→ REQUIRED WORK:
Using "title" as the search string, find the matching lines below and copy them.

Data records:
========================================================================

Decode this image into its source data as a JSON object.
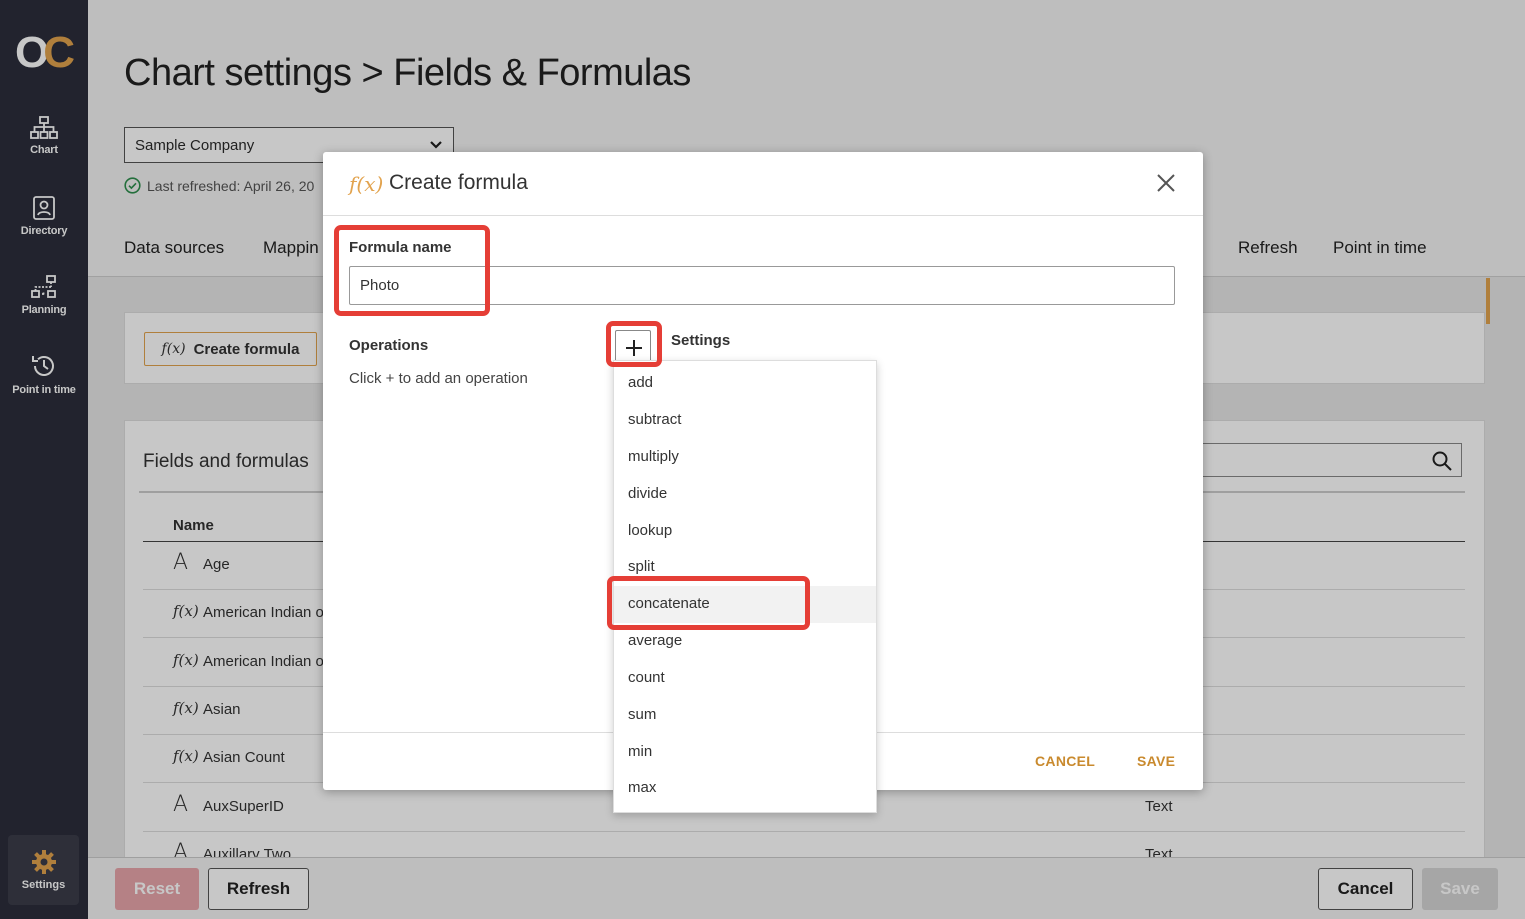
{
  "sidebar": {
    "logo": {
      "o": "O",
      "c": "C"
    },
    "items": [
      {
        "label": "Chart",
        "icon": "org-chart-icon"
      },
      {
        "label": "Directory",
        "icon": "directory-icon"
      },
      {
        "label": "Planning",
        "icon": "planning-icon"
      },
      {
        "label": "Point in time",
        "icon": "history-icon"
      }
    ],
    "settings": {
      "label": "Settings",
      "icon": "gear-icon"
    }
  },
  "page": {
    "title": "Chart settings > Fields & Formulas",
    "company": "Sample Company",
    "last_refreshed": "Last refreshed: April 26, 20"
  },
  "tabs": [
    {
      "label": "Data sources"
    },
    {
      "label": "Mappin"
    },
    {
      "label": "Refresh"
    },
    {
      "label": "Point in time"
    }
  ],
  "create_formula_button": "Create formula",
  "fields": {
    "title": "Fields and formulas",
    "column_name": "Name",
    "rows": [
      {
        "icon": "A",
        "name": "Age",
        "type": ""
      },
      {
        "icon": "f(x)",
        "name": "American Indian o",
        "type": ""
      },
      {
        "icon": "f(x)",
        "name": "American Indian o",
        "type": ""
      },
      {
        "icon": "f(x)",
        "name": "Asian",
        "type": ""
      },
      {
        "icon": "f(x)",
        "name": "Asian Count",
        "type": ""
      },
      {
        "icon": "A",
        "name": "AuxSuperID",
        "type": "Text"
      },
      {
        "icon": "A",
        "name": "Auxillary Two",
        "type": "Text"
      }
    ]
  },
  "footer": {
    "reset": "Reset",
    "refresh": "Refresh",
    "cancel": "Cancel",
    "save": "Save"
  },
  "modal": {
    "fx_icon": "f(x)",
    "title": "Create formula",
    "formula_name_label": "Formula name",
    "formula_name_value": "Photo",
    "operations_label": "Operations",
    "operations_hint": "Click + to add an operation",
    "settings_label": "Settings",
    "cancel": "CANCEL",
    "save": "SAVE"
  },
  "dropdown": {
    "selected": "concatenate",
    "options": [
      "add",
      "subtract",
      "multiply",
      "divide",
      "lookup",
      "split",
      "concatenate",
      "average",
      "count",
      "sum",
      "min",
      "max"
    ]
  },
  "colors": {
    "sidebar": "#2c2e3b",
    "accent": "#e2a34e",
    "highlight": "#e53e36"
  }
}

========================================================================

→ EXPECTED ANSWER:
    "title": "Chart settings > Fields & Formulas",
    "title": "Fields and formulas",
    "title": "Create formula",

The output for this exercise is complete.